I’m uncomfortable with the conclusion I drew: that both Don’s behavior and the book’s ending came from a specifically male point of view, but I admit it and can’t shake it. Mind you, the ending is appropriate for the story. I’m not saying that Sawyer made a mistake, it’s just that I kept coming to different conclusions and expecting different things and believe that had Sarah been the one to undergo successful treatment, while her husband’s had failed, it would have changed a great deal of the story. But Sawyer didn’t write that book, so I’ve got to look at what there is, not what I wish for.

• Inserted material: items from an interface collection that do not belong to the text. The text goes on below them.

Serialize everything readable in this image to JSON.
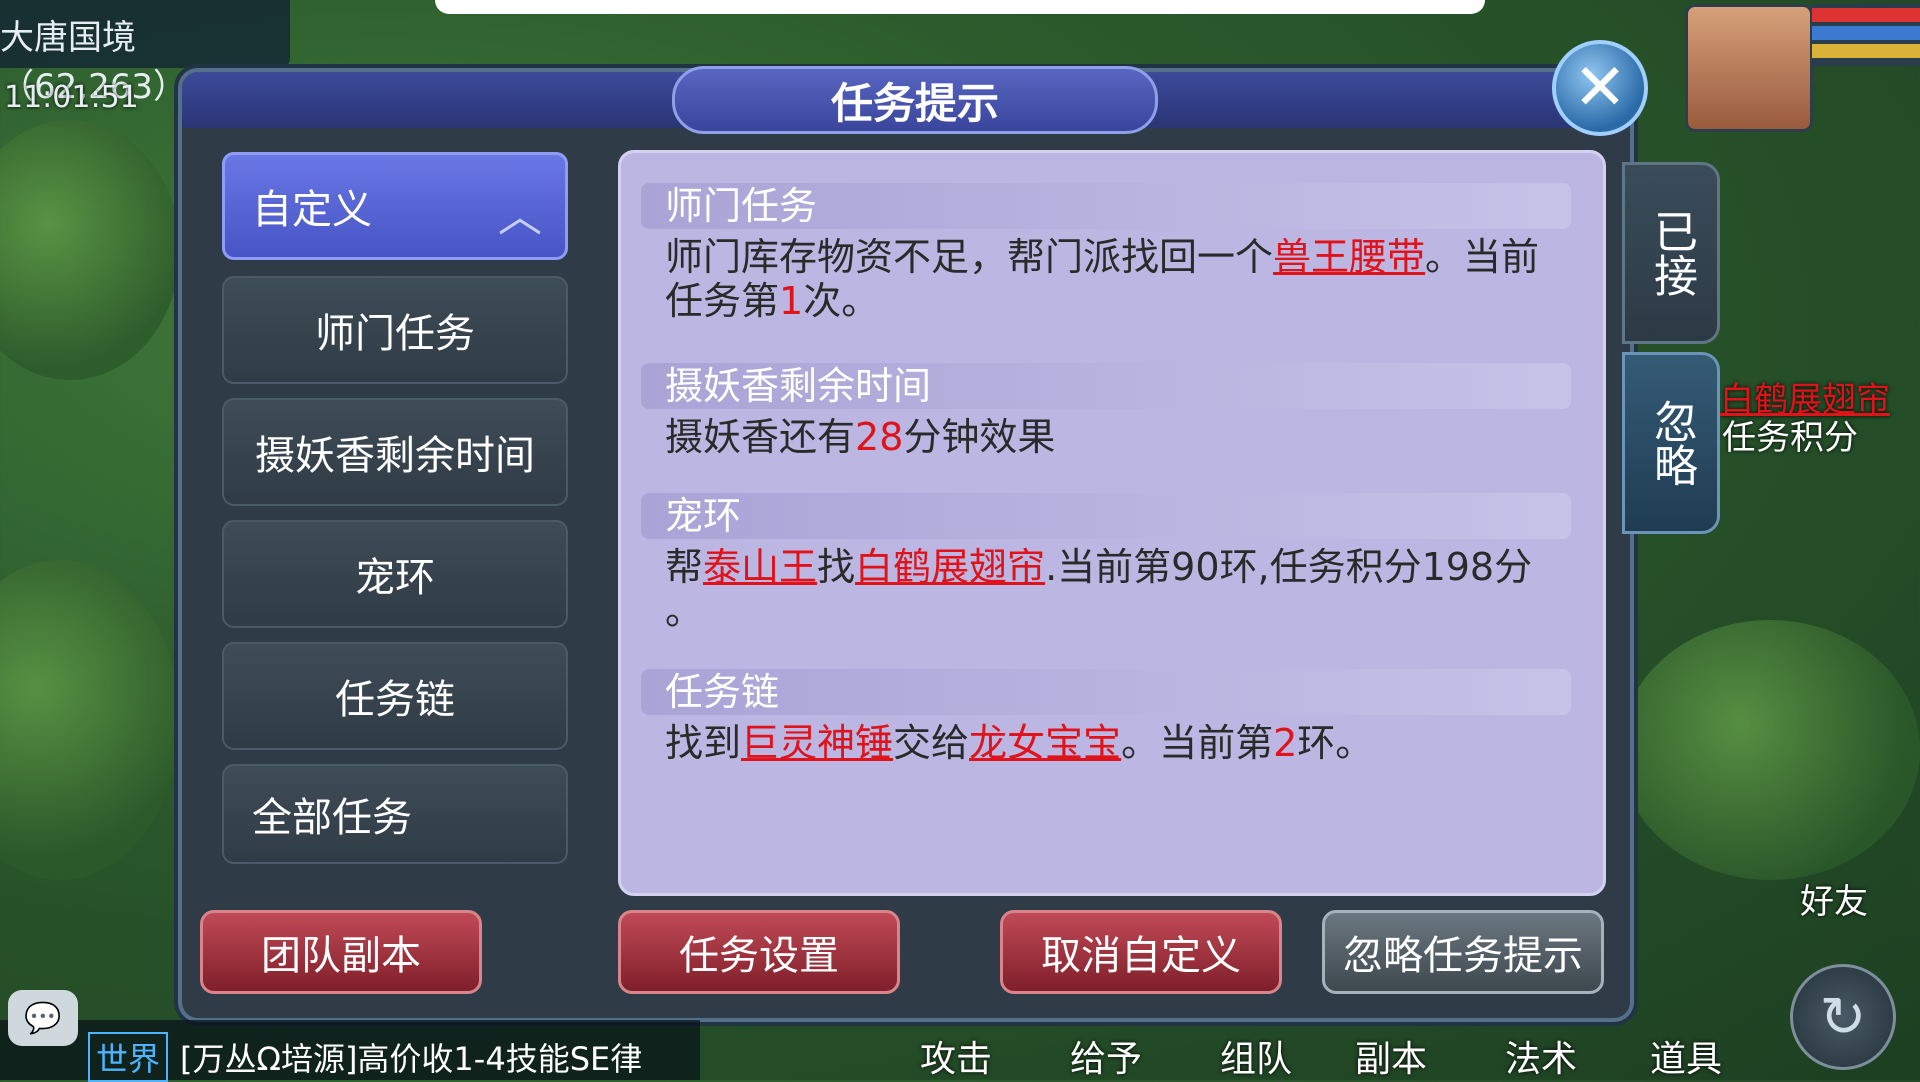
{
  "hud": {
    "location": "大唐国境（62,263）",
    "time": "11:01:51"
  },
  "dialog": {
    "title": "任务提示",
    "close_icon": "close-icon"
  },
  "menu": {
    "items": [
      {
        "label": "自定义",
        "active": true
      },
      {
        "label": "师门任务"
      },
      {
        "label": "摄妖香剩余时间"
      },
      {
        "label": "宠环"
      },
      {
        "label": "任务链"
      },
      {
        "label": "全部任务"
      }
    ]
  },
  "quests": [
    {
      "title": "师门任务",
      "text_parts": [
        "师门库存物资不足，帮门派找回一个",
        "兽王腰带",
        "。当前任务第",
        "1",
        "次。"
      ]
    },
    {
      "title": "摄妖香剩余时间",
      "text_parts": [
        "摄妖香还有",
        "28",
        "分钟效果"
      ]
    },
    {
      "title": "宠环",
      "text_parts": [
        "帮",
        "泰山王",
        "找",
        "白鹤展翅帘",
        ".当前第90环,任务积分198分",
        "。"
      ]
    },
    {
      "title": "任务链",
      "text_parts": [
        "找到",
        "巨灵神锤",
        "交给",
        "龙女宝宝",
        "。当前第",
        "2",
        "环。"
      ]
    }
  ],
  "side_tabs": {
    "accepted": "已接",
    "ignore": "忽略"
  },
  "buttons": {
    "team_dungeon": "团队副本",
    "quest_settings": "任务设置",
    "cancel_custom": "取消自定义",
    "ignore_hint": "忽略任务提示"
  },
  "chat": {
    "channel": "世界",
    "message": "[万丛Ω培源]高价收1-4技能SE律"
  },
  "hotbar": [
    "攻击",
    "给予",
    "组队",
    "副本",
    "法术",
    "道具"
  ],
  "right_hud": {
    "friends": "好友",
    "quest_tracker_item": "白鹤展翅帘",
    "quest_tracker_text": "任务积分"
  }
}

I found the communications part of the story intriguing, beguiling and not so complicated with science and/or technobabble that I didn’t get it. It was a wholly satisfying story from a writer who’s gathered quite a number of awards throughout his career. I appreciated the pacing in Rollback. Sawyer has a good sense of story and told this one well. | August 2007

 

Andi Shechter has been a publicist, chat host, interviewer, convention-planner, essayist and reviewer. She lives in Seattle with far too many books, an old-but-cute purple computer, not enough soft toys (including a small but select hedgehog and gorilla collection), many figure skating videotapes and an esoteric collection of hot sauces. There's a Hugo Award on her mantelpiece which belongs to her partner, cartoonist and artist Stu Shiffman.